Task goal: Comb through the entries for "папки" and pull out each line that holds it.

Dataset:
((

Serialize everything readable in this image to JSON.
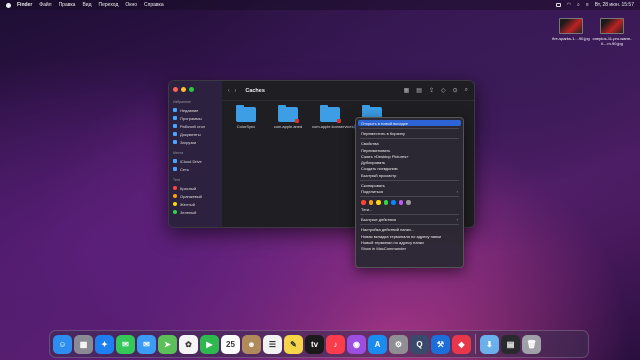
{
  "menubar": {
    "app": "Finder",
    "items": [
      "Файл",
      "Правка",
      "Вид",
      "Переход",
      "Окно",
      "Справка"
    ],
    "datetime": "Вт, 28 июн. 15:57"
  },
  "desktop_files": [
    {
      "name": "fire-sparks-1....90.jpg"
    },
    {
      "name": "oneplus-11-pro-warm-li....m-90.jpg"
    }
  ],
  "finder": {
    "title": "Caches",
    "sidebar": {
      "favorites_title": "Избранное",
      "favorites": [
        "Недавние",
        "Программы",
        "Рабочий стол",
        "Документы",
        "Загрузки"
      ],
      "places_title": "Места",
      "places": [
        "iCloud Drive",
        "Сеть"
      ],
      "tags_title": "Теги",
      "tags": [
        {
          "label": "Красный",
          "color": "#ff453a"
        },
        {
          "label": "Оранжевый",
          "color": "#ff9f0a"
        },
        {
          "label": "Желтый",
          "color": "#ffd60a"
        },
        {
          "label": "Зеленый",
          "color": "#32d74b"
        }
      ]
    },
    "files": [
      {
        "name": "ColorSync",
        "badge": false
      },
      {
        "name": "com.apple.aned",
        "badge": true
      },
      {
        "name": "com.apple.iconservices.store",
        "badge": true
      },
      {
        "name": "Desktop",
        "badge": false
      }
    ]
  },
  "context_menu": {
    "items": [
      {
        "label": "Открыть в новой вкладке",
        "highlighted": true
      },
      {
        "sep": true
      },
      {
        "label": "Переместить в Корзину"
      },
      {
        "sep": true
      },
      {
        "label": "Свойства"
      },
      {
        "label": "Переименовать"
      },
      {
        "label": "Сжать «Desktop Pictures»"
      },
      {
        "label": "Дублировать"
      },
      {
        "label": "Создать псевдоним"
      },
      {
        "label": "Быстрый просмотр"
      },
      {
        "sep": true
      },
      {
        "label": "Скопировать"
      },
      {
        "label": "Поделиться",
        "submenu": true
      },
      {
        "sep": true
      },
      {
        "colors": true
      },
      {
        "label": "Теги..."
      },
      {
        "sep": true
      },
      {
        "label": "Быстрые действия",
        "submenu": true
      },
      {
        "sep": true
      },
      {
        "label": "Настройка действий папки..."
      },
      {
        "label": "Новая вкладка терминала по адресу папки"
      },
      {
        "label": "Новый терминал по адресу папки"
      },
      {
        "label": "Show in MacCommander"
      }
    ],
    "tag_colors": [
      "#ff453a",
      "#ff9f0a",
      "#ffd60a",
      "#32d74b",
      "#0a84ff",
      "#bf5af2",
      "#98989d"
    ]
  },
  "dock": {
    "apps": [
      {
        "name": "finder-icon",
        "color": "#2d8ef0",
        "glyph": "☺"
      },
      {
        "name": "launchpad-icon",
        "color": "#8a8a94",
        "glyph": "▦"
      },
      {
        "name": "safari-icon",
        "color": "#1e7ff0",
        "glyph": "✦"
      },
      {
        "name": "messages-icon",
        "color": "#34c759",
        "glyph": "✉"
      },
      {
        "name": "mail-icon",
        "color": "#3b9bf5",
        "glyph": "✉"
      },
      {
        "name": "maps-icon",
        "color": "#5bbf5a",
        "glyph": "➤"
      },
      {
        "name": "photos-icon",
        "color": "#f4f4f4",
        "glyph": "✿"
      },
      {
        "name": "facetime-icon",
        "color": "#2fb84f",
        "glyph": "▶"
      },
      {
        "name": "calendar-icon",
        "color": "#ffffff",
        "glyph": "25"
      },
      {
        "name": "contacts-icon",
        "color": "#b08a5a",
        "glyph": "☻"
      },
      {
        "name": "reminders-icon",
        "color": "#f2f2f2",
        "glyph": "☰"
      },
      {
        "name": "notes-icon",
        "color": "#f7d548",
        "glyph": "✎"
      },
      {
        "name": "tv-icon",
        "color": "#1a1a1a",
        "glyph": "tv"
      },
      {
        "name": "music-icon",
        "color": "#fa3c4c",
        "glyph": "♪"
      },
      {
        "name": "podcasts-icon",
        "color": "#9b4ee0",
        "glyph": "◉"
      },
      {
        "name": "appstore-icon",
        "color": "#1a8cf0",
        "glyph": "A"
      },
      {
        "name": "settings-icon",
        "color": "#8e8e93",
        "glyph": "⚙"
      },
      {
        "name": "quicktime-icon",
        "color": "#3a4a6a",
        "glyph": "Q"
      },
      {
        "name": "xcode-icon",
        "color": "#1c6fd8",
        "glyph": "⚒"
      },
      {
        "name": "pocket-icon",
        "color": "#e8374a",
        "glyph": "◆"
      }
    ],
    "right": [
      {
        "name": "downloads-folder-icon",
        "color": "#6ab0ea",
        "glyph": "⬇"
      },
      {
        "name": "window-thumbnail-icon",
        "color": "#2a2a2e",
        "glyph": "▤"
      },
      {
        "name": "trash-icon",
        "color": "#a0a0a8",
        "glyph": "🗑"
      }
    ]
  }
}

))

Task response:
        "label": "Настройка действий папки..."
        "label": "Новая вкладка терминала по адресу папки"
        "label": "Новый терминал по адресу папки"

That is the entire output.